Items from an interface collection
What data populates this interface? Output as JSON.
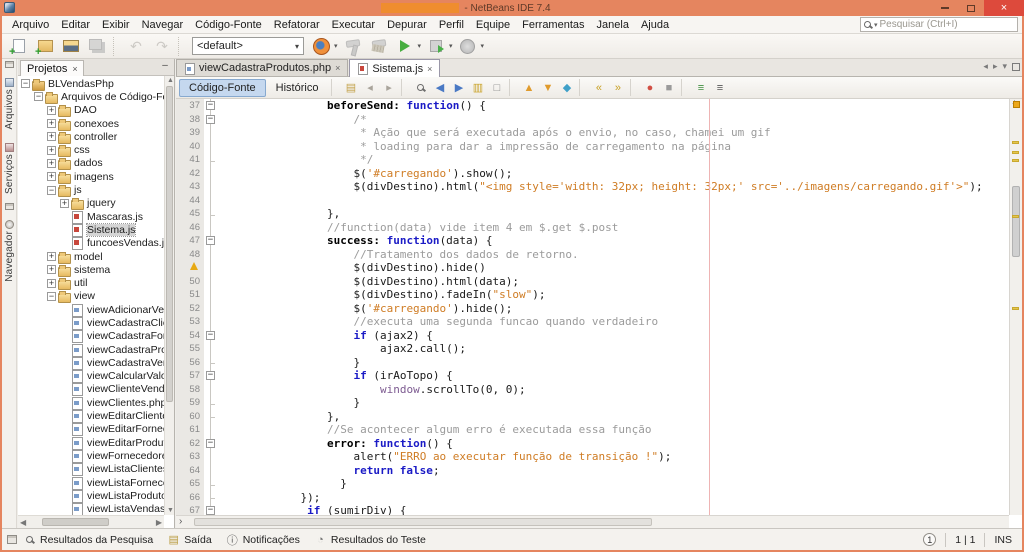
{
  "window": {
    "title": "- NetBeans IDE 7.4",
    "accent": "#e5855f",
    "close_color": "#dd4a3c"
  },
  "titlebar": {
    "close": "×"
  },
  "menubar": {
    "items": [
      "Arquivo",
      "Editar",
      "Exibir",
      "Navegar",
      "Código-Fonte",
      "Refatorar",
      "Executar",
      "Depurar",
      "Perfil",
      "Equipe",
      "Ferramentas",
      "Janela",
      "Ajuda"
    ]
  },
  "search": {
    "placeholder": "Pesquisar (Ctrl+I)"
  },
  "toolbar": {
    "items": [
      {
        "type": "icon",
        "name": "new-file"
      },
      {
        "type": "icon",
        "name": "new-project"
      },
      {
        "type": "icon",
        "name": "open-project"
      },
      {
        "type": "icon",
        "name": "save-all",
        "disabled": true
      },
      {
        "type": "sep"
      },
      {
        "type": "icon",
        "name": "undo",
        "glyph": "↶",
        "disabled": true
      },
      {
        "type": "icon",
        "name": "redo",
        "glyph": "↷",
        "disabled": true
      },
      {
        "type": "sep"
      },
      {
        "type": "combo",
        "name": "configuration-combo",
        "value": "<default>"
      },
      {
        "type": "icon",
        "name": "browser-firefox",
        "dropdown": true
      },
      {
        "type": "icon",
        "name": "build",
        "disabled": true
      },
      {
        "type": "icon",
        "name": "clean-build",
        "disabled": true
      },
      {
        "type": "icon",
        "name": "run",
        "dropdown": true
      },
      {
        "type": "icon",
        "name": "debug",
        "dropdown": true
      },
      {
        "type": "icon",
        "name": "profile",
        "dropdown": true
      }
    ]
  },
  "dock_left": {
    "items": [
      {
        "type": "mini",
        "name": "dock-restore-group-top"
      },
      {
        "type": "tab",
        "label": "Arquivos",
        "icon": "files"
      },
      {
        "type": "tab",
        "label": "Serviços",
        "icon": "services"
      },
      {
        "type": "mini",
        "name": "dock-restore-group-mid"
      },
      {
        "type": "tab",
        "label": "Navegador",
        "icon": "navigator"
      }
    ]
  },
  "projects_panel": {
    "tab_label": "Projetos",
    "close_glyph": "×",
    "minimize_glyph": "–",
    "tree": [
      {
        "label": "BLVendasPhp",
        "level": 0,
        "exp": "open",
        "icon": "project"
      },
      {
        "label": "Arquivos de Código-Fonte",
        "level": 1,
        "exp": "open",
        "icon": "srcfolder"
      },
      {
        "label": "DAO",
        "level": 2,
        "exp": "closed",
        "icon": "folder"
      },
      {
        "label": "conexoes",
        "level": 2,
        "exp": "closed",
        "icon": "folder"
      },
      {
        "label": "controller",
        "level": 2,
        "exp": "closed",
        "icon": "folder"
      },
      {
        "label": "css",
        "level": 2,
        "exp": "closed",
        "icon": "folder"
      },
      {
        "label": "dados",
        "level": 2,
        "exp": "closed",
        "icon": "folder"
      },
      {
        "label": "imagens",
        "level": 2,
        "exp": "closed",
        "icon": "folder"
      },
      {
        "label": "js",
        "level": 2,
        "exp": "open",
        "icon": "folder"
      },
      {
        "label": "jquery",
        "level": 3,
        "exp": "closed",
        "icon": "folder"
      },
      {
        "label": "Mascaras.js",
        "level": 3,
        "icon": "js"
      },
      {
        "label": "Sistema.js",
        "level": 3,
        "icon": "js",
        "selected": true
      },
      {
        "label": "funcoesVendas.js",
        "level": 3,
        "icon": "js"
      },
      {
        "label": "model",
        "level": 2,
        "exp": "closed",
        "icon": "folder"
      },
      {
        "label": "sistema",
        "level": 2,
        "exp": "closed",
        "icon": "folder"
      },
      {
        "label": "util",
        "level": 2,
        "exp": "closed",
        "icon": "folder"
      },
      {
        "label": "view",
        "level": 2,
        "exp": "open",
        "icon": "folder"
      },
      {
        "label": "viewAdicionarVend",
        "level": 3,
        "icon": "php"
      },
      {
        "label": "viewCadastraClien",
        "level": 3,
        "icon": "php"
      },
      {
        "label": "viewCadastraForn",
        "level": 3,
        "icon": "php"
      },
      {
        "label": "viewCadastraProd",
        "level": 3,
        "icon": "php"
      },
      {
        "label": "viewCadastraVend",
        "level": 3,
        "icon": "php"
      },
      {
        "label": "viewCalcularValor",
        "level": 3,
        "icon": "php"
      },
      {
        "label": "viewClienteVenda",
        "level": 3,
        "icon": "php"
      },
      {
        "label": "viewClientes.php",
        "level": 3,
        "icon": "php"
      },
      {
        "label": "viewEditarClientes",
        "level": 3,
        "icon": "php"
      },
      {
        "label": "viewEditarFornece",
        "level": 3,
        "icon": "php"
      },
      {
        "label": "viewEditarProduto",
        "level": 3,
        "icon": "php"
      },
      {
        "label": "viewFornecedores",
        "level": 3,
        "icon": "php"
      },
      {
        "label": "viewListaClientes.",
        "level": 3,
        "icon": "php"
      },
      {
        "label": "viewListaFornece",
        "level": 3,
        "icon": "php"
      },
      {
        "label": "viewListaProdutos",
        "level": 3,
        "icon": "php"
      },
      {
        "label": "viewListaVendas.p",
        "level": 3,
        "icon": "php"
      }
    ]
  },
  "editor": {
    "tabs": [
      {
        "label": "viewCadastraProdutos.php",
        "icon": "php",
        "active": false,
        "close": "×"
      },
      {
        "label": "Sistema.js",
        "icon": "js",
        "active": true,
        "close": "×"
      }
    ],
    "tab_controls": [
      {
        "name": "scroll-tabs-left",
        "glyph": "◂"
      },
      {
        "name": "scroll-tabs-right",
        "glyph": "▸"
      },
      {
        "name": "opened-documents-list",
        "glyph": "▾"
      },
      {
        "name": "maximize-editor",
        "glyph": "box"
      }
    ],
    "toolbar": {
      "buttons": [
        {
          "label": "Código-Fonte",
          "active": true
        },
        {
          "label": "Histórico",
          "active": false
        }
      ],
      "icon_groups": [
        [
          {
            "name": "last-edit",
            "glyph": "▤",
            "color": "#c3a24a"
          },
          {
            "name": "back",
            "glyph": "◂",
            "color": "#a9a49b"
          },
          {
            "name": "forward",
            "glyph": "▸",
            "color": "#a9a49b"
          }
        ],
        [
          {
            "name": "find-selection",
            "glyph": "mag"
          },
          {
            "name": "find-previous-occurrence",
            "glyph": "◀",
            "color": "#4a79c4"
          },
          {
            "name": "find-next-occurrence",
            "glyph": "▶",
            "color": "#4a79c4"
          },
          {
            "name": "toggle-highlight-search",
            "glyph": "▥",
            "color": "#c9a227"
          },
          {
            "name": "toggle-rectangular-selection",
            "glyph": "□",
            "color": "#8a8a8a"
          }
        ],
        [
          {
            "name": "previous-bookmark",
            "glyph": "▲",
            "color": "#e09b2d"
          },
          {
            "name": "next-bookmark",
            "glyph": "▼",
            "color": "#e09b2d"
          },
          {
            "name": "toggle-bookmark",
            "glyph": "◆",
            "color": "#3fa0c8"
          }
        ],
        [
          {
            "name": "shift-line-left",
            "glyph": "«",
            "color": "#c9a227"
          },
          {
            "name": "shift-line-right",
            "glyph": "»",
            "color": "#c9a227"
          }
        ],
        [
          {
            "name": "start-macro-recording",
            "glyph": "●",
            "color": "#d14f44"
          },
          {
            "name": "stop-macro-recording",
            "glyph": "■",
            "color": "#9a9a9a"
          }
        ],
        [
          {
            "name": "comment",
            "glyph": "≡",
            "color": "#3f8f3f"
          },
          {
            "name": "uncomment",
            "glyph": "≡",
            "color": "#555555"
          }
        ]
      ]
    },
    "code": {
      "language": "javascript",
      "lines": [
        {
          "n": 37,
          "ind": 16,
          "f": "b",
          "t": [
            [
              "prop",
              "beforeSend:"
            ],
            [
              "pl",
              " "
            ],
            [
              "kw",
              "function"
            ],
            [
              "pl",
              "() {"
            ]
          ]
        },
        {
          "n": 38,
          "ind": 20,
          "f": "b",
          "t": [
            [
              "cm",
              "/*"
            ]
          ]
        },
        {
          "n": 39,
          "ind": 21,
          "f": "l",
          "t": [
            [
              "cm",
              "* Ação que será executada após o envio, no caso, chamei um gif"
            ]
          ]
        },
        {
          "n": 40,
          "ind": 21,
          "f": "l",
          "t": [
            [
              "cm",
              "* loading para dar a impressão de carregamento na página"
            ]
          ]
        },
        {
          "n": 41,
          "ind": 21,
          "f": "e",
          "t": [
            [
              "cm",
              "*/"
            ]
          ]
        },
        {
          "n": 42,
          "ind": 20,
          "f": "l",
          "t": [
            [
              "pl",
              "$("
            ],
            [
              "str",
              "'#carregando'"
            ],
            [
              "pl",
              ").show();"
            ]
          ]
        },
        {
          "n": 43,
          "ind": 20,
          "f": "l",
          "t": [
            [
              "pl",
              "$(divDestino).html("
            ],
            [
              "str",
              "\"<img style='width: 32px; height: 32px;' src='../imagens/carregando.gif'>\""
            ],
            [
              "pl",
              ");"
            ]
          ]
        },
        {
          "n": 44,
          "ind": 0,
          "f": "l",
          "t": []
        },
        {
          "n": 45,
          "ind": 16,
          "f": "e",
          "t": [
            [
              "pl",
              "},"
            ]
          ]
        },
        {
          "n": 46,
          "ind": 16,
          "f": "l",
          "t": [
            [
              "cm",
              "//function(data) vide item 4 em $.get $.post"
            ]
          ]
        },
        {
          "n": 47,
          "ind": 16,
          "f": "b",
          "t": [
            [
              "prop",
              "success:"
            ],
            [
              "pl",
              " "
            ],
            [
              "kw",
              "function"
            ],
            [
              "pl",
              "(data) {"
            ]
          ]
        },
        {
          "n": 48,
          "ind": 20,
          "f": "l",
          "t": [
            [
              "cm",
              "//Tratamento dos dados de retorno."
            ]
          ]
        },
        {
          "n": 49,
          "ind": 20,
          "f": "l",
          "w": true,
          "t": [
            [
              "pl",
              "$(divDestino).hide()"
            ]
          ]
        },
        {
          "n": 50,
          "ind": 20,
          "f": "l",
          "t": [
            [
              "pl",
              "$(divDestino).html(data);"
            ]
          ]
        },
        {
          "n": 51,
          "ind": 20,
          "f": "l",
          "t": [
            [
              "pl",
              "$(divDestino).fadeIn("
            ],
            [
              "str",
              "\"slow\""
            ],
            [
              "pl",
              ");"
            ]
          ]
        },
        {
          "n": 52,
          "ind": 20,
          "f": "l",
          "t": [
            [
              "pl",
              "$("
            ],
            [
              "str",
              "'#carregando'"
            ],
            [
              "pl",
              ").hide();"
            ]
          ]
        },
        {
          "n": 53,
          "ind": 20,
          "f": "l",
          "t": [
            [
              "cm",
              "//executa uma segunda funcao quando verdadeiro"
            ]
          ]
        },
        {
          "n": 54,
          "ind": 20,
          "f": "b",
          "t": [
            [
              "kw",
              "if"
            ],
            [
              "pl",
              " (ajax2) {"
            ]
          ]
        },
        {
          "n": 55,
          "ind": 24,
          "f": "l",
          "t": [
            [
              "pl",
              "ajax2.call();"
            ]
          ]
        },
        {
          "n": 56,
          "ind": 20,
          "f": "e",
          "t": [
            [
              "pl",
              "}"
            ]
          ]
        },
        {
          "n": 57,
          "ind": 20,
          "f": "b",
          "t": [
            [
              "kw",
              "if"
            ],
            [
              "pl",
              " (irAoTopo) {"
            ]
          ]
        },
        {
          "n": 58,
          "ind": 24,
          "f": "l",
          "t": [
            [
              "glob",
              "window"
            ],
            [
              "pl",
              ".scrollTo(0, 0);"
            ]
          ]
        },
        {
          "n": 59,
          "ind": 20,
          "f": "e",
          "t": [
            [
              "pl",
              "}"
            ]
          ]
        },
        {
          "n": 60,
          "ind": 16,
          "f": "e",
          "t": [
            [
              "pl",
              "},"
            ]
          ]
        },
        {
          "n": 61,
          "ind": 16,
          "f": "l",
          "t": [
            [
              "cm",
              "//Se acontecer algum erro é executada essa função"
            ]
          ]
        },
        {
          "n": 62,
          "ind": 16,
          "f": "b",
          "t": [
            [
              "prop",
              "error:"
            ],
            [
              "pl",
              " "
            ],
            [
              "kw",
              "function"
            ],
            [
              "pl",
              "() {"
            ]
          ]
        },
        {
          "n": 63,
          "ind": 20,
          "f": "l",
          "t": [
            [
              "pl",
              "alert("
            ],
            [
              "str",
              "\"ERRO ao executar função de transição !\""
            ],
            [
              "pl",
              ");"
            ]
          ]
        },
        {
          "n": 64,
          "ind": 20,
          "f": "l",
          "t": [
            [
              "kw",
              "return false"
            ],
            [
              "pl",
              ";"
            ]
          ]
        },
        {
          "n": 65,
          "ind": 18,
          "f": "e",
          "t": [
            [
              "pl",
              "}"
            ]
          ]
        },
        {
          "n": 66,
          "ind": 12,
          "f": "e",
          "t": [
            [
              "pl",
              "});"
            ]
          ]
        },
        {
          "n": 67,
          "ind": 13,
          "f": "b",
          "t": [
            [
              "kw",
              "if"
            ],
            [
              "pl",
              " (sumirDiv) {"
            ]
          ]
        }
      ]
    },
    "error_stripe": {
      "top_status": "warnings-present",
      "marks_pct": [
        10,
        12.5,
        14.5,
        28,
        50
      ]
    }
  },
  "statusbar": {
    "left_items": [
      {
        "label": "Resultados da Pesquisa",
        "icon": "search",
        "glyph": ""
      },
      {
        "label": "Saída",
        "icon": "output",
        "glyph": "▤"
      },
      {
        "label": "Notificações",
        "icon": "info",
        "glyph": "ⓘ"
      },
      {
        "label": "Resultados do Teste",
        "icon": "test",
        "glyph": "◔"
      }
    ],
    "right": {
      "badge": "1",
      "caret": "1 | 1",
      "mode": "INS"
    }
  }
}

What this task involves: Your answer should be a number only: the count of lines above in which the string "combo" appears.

Response: 2